● HOW TO COMPLETE THIS TASK
Every entry must come back exactly as it was given.

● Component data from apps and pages
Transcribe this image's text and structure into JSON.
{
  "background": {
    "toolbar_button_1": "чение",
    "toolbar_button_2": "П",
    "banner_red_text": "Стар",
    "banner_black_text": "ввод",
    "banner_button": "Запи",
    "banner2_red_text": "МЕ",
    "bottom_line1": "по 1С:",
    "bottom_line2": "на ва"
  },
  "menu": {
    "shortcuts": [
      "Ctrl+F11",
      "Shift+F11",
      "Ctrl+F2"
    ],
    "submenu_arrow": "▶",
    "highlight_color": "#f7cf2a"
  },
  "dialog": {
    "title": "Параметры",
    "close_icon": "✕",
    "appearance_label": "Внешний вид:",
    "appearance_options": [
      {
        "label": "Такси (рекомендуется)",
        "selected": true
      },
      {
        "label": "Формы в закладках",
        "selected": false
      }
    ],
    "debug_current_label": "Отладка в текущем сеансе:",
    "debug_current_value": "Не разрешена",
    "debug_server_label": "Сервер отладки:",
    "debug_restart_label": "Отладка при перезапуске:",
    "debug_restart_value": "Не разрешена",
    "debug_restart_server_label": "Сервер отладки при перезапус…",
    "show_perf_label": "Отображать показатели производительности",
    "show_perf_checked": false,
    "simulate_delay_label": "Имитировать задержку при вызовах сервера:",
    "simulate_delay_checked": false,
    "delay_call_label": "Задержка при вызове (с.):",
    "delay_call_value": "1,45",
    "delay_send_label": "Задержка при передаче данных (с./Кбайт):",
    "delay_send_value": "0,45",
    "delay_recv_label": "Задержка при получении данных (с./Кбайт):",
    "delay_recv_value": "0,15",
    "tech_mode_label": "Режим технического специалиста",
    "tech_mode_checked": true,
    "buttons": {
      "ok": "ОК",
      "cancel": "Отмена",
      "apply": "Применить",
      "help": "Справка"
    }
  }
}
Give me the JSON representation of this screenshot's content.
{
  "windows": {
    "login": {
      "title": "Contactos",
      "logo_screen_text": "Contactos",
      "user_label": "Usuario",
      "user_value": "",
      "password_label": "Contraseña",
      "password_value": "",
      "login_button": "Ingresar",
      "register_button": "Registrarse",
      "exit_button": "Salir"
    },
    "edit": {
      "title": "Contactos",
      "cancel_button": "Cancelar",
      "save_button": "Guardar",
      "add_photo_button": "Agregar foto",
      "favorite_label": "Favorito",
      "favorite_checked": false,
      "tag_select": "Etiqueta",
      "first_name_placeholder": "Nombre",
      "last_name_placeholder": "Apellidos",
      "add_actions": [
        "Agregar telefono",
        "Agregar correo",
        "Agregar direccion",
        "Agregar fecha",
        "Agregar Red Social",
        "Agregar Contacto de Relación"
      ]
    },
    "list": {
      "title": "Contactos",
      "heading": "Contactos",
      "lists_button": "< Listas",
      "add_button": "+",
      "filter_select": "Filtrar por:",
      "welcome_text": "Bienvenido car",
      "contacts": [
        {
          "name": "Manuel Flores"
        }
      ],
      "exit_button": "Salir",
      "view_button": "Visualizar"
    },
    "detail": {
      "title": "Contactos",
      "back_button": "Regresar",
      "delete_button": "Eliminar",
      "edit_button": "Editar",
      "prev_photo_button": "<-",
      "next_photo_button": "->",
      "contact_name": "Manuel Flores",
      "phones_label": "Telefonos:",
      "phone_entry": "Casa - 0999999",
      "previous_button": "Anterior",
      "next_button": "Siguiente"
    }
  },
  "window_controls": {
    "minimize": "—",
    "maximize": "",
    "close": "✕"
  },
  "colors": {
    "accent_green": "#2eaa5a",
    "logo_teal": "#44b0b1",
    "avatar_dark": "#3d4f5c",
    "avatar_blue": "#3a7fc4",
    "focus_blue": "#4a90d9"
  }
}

● ANSWER SECTION
Transcribe this image's text and structure into JSON.
{
  "background": {
    "toolbar_button_1": "чение",
    "toolbar_button_2": "П",
    "banner_red_text": "Стар",
    "banner_black_text": "ввод",
    "banner_button": "Запи",
    "banner2_red_text": "МЕ",
    "bottom_line1": "по 1С:",
    "bottom_line2": "на ва"
  },
  "menu": {
    "shortcuts": [
      "Ctrl+F11",
      "Shift+F11",
      "Ctrl+F2"
    ],
    "submenu_arrow": "▶",
    "highlight_color": "#f7cf2a"
  },
  "dialog": {
    "title": "Параметры",
    "close_icon": "✕",
    "appearance_label": "Внешний вид:",
    "appearance_options": [
      {
        "label": "Такси (рекомендуется)",
        "selected": true
      },
      {
        "label": "Формы в закладках",
        "selected": false
      }
    ],
    "debug_current_label": "Отладка в текущем сеансе:",
    "debug_current_value": "Не разрешена",
    "debug_server_label": "Сервер отладки:",
    "debug_restart_label": "Отладка при перезапуске:",
    "debug_restart_value": "Не разрешена",
    "debug_restart_server_label": "Сервер отладки при перезапус…",
    "show_perf_label": "Отображать показатели производительности",
    "show_perf_checked": false,
    "simulate_delay_label": "Имитировать задержку при вызовах сервера:",
    "simulate_delay_checked": false,
    "delay_call_label": "Задержка при вызове (с.):",
    "delay_call_value": "1,45",
    "delay_send_label": "Задержка при передаче данных (с./Кбайт):",
    "delay_send_value": "0,45",
    "delay_recv_label": "Задержка при получении данных (с./Кбайт):",
    "delay_recv_value": "0,15",
    "tech_mode_label": "Режим технического специалиста",
    "tech_mode_checked": true,
    "buttons": {
      "ok": "ОК",
      "cancel": "Отмена",
      "apply": "Применить",
      "help": "Справка"
    }
  }
}
Give me the JSON representation of this screenshot's content.
{
  "windows": {
    "login": {
      "title": "Contactos",
      "logo_screen_text": "Contactos",
      "user_label": "Usuario",
      "user_value": "",
      "password_label": "Contraseña",
      "password_value": "",
      "login_button": "Ingresar",
      "register_button": "Registrarse",
      "exit_button": "Salir"
    },
    "edit": {
      "title": "Contactos",
      "cancel_button": "Cancelar",
      "save_button": "Guardar",
      "add_photo_button": "Agregar foto",
      "favorite_label": "Favorito",
      "favorite_checked": false,
      "tag_select": "Etiqueta",
      "first_name_placeholder": "Nombre",
      "last_name_placeholder": "Apellidos",
      "add_actions": [
        "Agregar telefono",
        "Agregar correo",
        "Agregar direccion",
        "Agregar fecha",
        "Agregar Red Social",
        "Agregar Contacto de Relación"
      ]
    },
    "list": {
      "title": "Contactos",
      "heading": "Contactos",
      "lists_button": "< Listas",
      "add_button": "+",
      "filter_select": "Filtrar por:",
      "welcome_text": "Bienvenido car",
      "contacts": [
        {
          "name": "Manuel Flores"
        }
      ],
      "exit_button": "Salir",
      "view_button": "Visualizar"
    },
    "detail": {
      "title": "Contactos",
      "back_button": "Regresar",
      "delete_button": "Eliminar",
      "edit_button": "Editar",
      "prev_photo_button": "<-",
      "next_photo_button": "->",
      "contact_name": "Manuel Flores",
      "phones_label": "Telefonos:",
      "phone_entry": "Casa - 0999999",
      "previous_button": "Anterior",
      "next_button": "Siguiente"
    }
  },
  "window_controls": {
    "minimize": "—",
    "maximize": "",
    "close": "✕"
  },
  "colors": {
    "accent_green": "#2eaa5a",
    "logo_teal": "#44b0b1",
    "avatar_dark": "#3d4f5c",
    "avatar_blue": "#3a7fc4",
    "focus_blue": "#4a90d9"
  }
}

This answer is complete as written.